Andrew Luck and Reggie Wayne played the first series of the second half. After a three-and-out defensive stop, Luck and Wayne came out again and again. On the first possession of the fourth quarter Luck found himself lead blocking on an outside run play.
The Colts ate clock in the fourth quarter and still Luck and Wayne are on the field. Is that Wayne squaring up against the Texans’ linebackers? Is that Luck driving for a first down on a QB sneak?
I don’t care how tough you think you and your team are, this is professional malfeasance, plain and simple. The risk of injury was only part of the consideration in resting players. The more important reason to rest key players is from the perspective of physically recovering for the Wild Card game.
There is simply no competitive advantage to Luck and Wayne finishing this game.
But if your players need to prove something to themselves at this point in the season, then the team has a deficiency that one well-played game is not going to fix.
The science is clear, human bodies need time to recover from heavy exertion and performance declines over time if the body is not allowed time to recover. All of the moxy and mojo in the world can’t make the human body recover faster.

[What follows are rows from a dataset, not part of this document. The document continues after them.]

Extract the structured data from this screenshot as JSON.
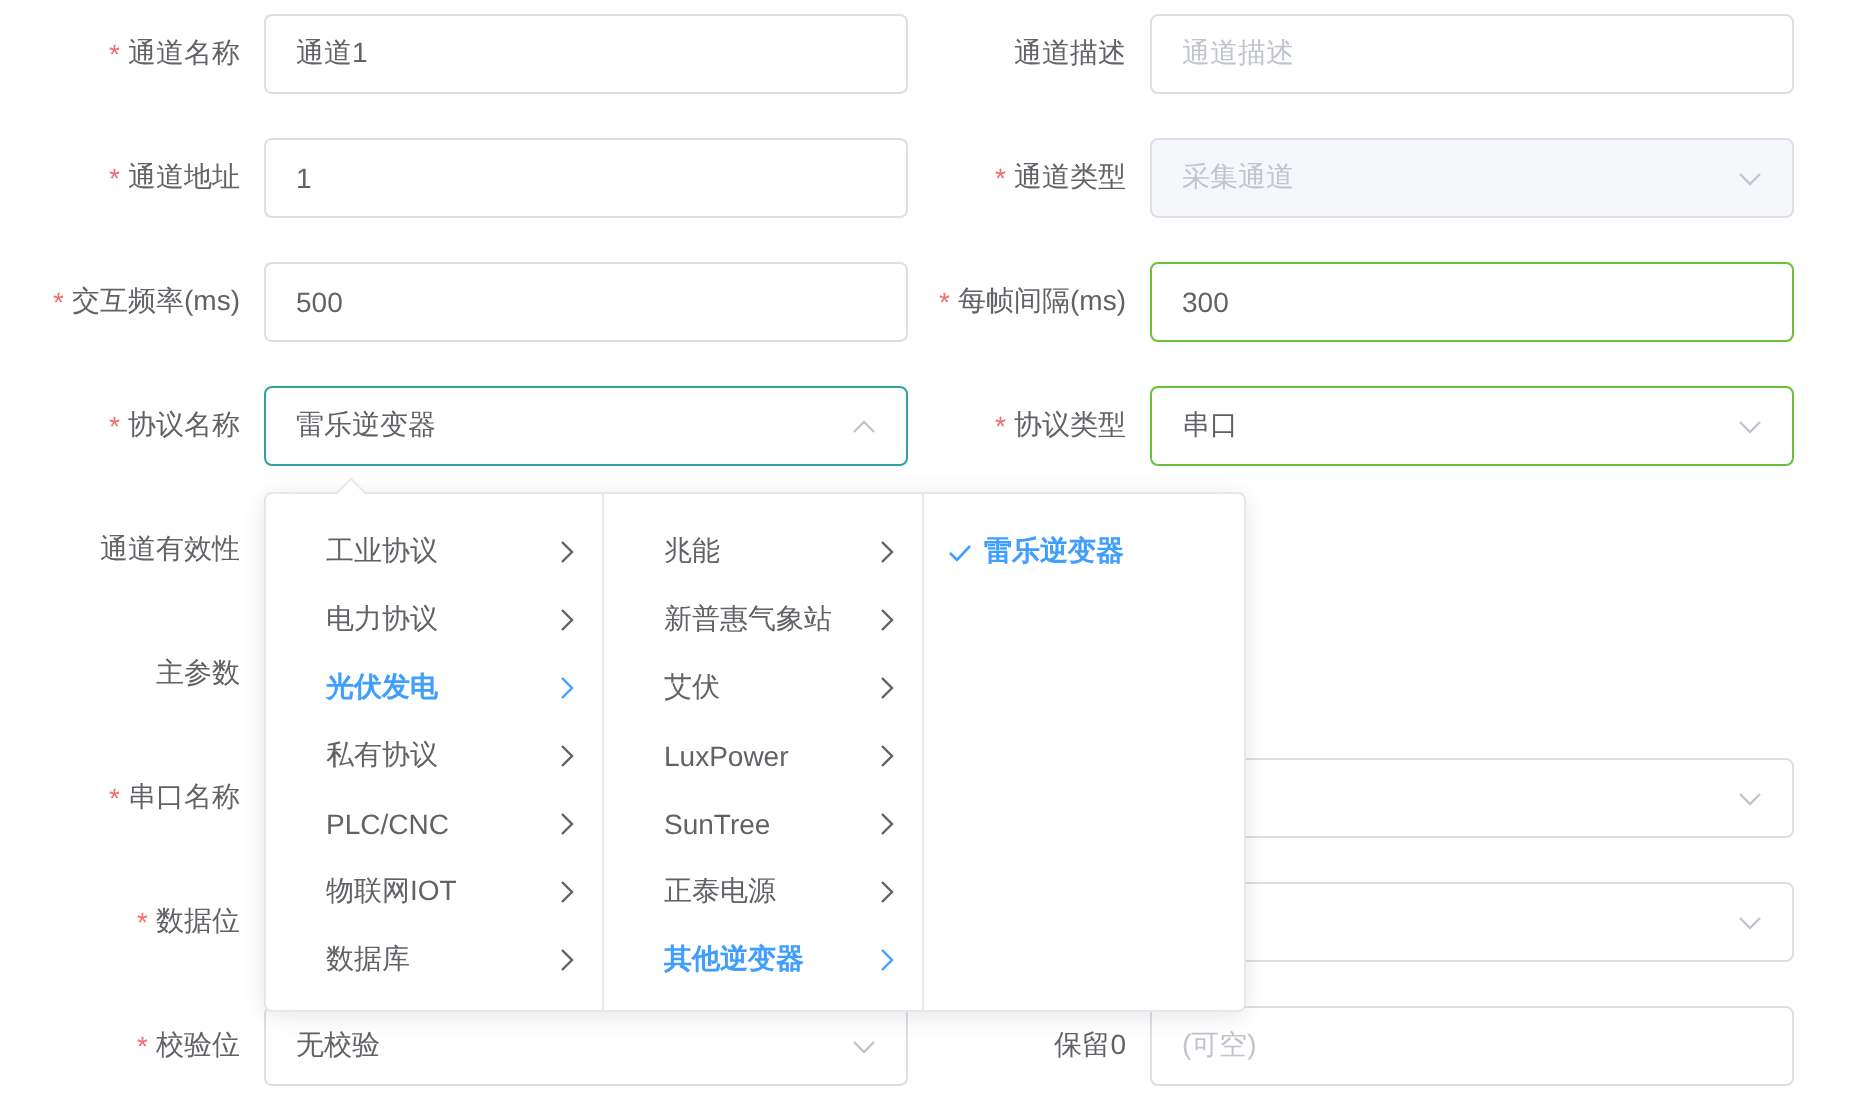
{
  "form": {
    "rows": [
      {
        "left": {
          "mark": "*",
          "label": "通道名称",
          "field": {
            "kind": "input",
            "value": "通道1",
            "valid": false,
            "open": false
          }
        },
        "right": {
          "label": "通道描述",
          "field": {
            "kind": "input",
            "placeholder": "通道描述",
            "valid": false,
            "open": false
          }
        }
      },
      {
        "left": {
          "mark": "*",
          "label": "通道地址",
          "field": {
            "kind": "input",
            "value": "1",
            "valid": false,
            "open": false
          }
        },
        "right": {
          "mark": "*",
          "label": "通道类型",
          "field": {
            "kind": "select",
            "value": "采集通道",
            "valid": false,
            "open": false,
            "disabled": true
          }
        }
      },
      {
        "left": {
          "mark": "*",
          "label": "交互频率(ms)",
          "field": {
            "kind": "input",
            "value": "500",
            "valid": false,
            "open": false
          }
        },
        "right": {
          "mark": "*",
          "label": "每帧间隔(ms)",
          "field": {
            "kind": "input",
            "value": "300",
            "valid": true,
            "open": false
          }
        }
      },
      {
        "left": {
          "mark": "*",
          "label": "协议名称",
          "field": {
            "kind": "select",
            "value": "雷乐逆变器",
            "valid": false,
            "open": true
          }
        },
        "right": {
          "mark": "*",
          "label": "协议类型",
          "field": {
            "kind": "select",
            "value": "串口",
            "valid": true,
            "open": false
          }
        }
      },
      {
        "left": {
          "label": "通道有效性"
        }
      },
      {
        "left": {
          "label": "主参数"
        }
      },
      {
        "left": {
          "mark": "*",
          "label": "串口名称"
        },
        "right": {
          "field": {
            "kind": "select",
            "valid": false,
            "open": false
          }
        }
      },
      {
        "left": {
          "mark": "*",
          "label": "数据位"
        },
        "right": {
          "field": {
            "kind": "select",
            "valid": false,
            "open": false
          }
        }
      },
      {
        "left": {
          "mark": "*",
          "label": "校验位",
          "field": {
            "kind": "select",
            "value": "无校验",
            "valid": false,
            "open": false
          }
        },
        "right": {
          "label": "保留0",
          "field": {
            "kind": "input",
            "placeholder": "(可空)",
            "valid": false,
            "open": false
          }
        }
      }
    ]
  },
  "cascader": {
    "columns": [
      {
        "items": [
          {
            "label": "工业协议",
            "kind": "branch",
            "selected": false
          },
          {
            "label": "电力协议",
            "kind": "branch",
            "selected": false
          },
          {
            "label": "光伏发电",
            "kind": "branch",
            "selected": true
          },
          {
            "label": "私有协议",
            "kind": "branch",
            "selected": false
          },
          {
            "label": "PLC/CNC",
            "kind": "branch",
            "selected": false
          },
          {
            "label": "物联网IOT",
            "kind": "branch",
            "selected": false
          },
          {
            "label": "数据库",
            "kind": "branch",
            "selected": false
          }
        ]
      },
      {
        "items": [
          {
            "label": "兆能",
            "kind": "branch",
            "selected": false
          },
          {
            "label": "新普惠气象站",
            "kind": "branch",
            "selected": false
          },
          {
            "label": "艾伏",
            "kind": "branch",
            "selected": false
          },
          {
            "label": "LuxPower",
            "kind": "branch",
            "selected": false
          },
          {
            "label": "SunTree",
            "kind": "branch",
            "selected": false
          },
          {
            "label": "正泰电源",
            "kind": "branch",
            "selected": false
          },
          {
            "label": "其他逆变器",
            "kind": "branch",
            "selected": true
          }
        ]
      },
      {
        "items": [
          {
            "label": "雷乐逆变器",
            "kind": "leaf",
            "selected": true
          }
        ]
      }
    ]
  }
}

Pagano should have taken a cue from his former mentor, John Harbaugh of the Baltimore Ravens, and rested his key skill players. Earlier in the week Pagano said something to the effect that his players were 16-game players. Fine. Why should that 16th game be a meaningless game rather than the first game of the one-and-done playoffs?
After the game Pagano was smiling and the fans were cheering. Over in Cincinnati, on the Ravens sideline, John Harbaugh was smiling with his team behind 23-14. Why is the coach of a losing team relaxed and smiling? What does the coach who has taken his team to the playoffs four years in a row know?
So the Colts beat their AFC rival, whoop de freakin’ do. Everyone knows the ultimate goal of every competitive team is a championship and the Colts just lowered the probability of making that happen.
Mark my words, the Colts will rue this coaching decision in the AFC Wild Card game. Had the Colts rested their key skill players I would have picked them to win on Wild Card Weekend. Instead, they face a rested and tested Ravens team that will pound them out of the stadium.
Of course, I’ve been wrong before.
How far do you think the Colts will go?